--- TASK DATA ---

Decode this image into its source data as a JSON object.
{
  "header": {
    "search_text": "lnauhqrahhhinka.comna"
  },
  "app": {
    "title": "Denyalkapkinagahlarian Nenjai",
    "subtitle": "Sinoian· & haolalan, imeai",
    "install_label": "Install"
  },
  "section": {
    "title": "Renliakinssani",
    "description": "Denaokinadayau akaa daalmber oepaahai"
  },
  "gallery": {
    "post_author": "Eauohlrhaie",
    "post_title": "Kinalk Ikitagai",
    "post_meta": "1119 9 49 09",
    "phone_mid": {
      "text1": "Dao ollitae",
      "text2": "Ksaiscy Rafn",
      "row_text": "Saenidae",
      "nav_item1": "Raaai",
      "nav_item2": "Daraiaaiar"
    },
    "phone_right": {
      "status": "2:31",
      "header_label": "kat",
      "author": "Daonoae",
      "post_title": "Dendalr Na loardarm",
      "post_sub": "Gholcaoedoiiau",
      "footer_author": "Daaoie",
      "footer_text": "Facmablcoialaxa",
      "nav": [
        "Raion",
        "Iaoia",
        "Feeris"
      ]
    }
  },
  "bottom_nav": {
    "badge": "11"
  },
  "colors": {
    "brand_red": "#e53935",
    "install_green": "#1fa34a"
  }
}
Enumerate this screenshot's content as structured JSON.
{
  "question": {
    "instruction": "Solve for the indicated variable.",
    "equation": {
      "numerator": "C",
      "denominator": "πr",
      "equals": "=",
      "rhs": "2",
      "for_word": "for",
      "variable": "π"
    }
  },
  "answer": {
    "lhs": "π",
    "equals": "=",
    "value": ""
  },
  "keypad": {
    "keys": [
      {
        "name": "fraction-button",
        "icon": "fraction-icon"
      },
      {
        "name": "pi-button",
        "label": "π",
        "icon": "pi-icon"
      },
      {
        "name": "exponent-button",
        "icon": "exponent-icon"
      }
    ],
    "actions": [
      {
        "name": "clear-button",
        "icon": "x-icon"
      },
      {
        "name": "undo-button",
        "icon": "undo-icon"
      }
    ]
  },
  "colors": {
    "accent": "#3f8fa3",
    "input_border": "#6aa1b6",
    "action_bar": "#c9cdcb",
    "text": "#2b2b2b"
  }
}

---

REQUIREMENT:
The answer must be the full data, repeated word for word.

RESULT OF THE TASK:
Decode this image into its source data as a JSON object.
{
  "header": {
    "search_text": "lnauhqrahhhinka.comna"
  },
  "app": {
    "title": "Denyalkapkinagahlarian Nenjai",
    "subtitle": "Sinoian· & haolalan, imeai",
    "install_label": "Install"
  },
  "section": {
    "title": "Renliakinssani",
    "description": "Denaokinadayau akaa daalmber oepaahai"
  },
  "gallery": {
    "post_author": "Eauohlrhaie",
    "post_title": "Kinalk Ikitagai",
    "post_meta": "1119 9 49 09",
    "phone_mid": {
      "text1": "Dao ollitae",
      "text2": "Ksaiscy Rafn",
      "row_text": "Saenidae",
      "nav_item1": "Raaai",
      "nav_item2": "Daraiaaiar"
    },
    "phone_right": {
      "status": "2:31",
      "header_label": "kat",
      "author": "Daonoae",
      "post_title": "Dendalr Na loardarm",
      "post_sub": "Gholcaoedoiiau",
      "footer_author": "Daaoie",
      "footer_text": "Facmablcoialaxa",
      "nav": [
        "Raion",
        "Iaoia",
        "Feeris"
      ]
    }
  },
  "bottom_nav": {
    "badge": "11"
  },
  "colors": {
    "brand_red": "#e53935",
    "install_green": "#1fa34a"
  }
}
Enumerate this screenshot's content as structured JSON.
{
  "question": {
    "instruction": "Solve for the indicated variable.",
    "equation": {
      "numerator": "C",
      "denominator": "πr",
      "equals": "=",
      "rhs": "2",
      "for_word": "for",
      "variable": "π"
    }
  },
  "answer": {
    "lhs": "π",
    "equals": "=",
    "value": ""
  },
  "keypad": {
    "keys": [
      {
        "name": "fraction-button",
        "icon": "fraction-icon"
      },
      {
        "name": "pi-button",
        "label": "π",
        "icon": "pi-icon"
      },
      {
        "name": "exponent-button",
        "icon": "exponent-icon"
      }
    ],
    "actions": [
      {
        "name": "clear-button",
        "icon": "x-icon"
      },
      {
        "name": "undo-button",
        "icon": "undo-icon"
      }
    ]
  },
  "colors": {
    "accent": "#3f8fa3",
    "input_border": "#6aa1b6",
    "action_bar": "#c9cdcb",
    "text": "#2b2b2b"
  }
}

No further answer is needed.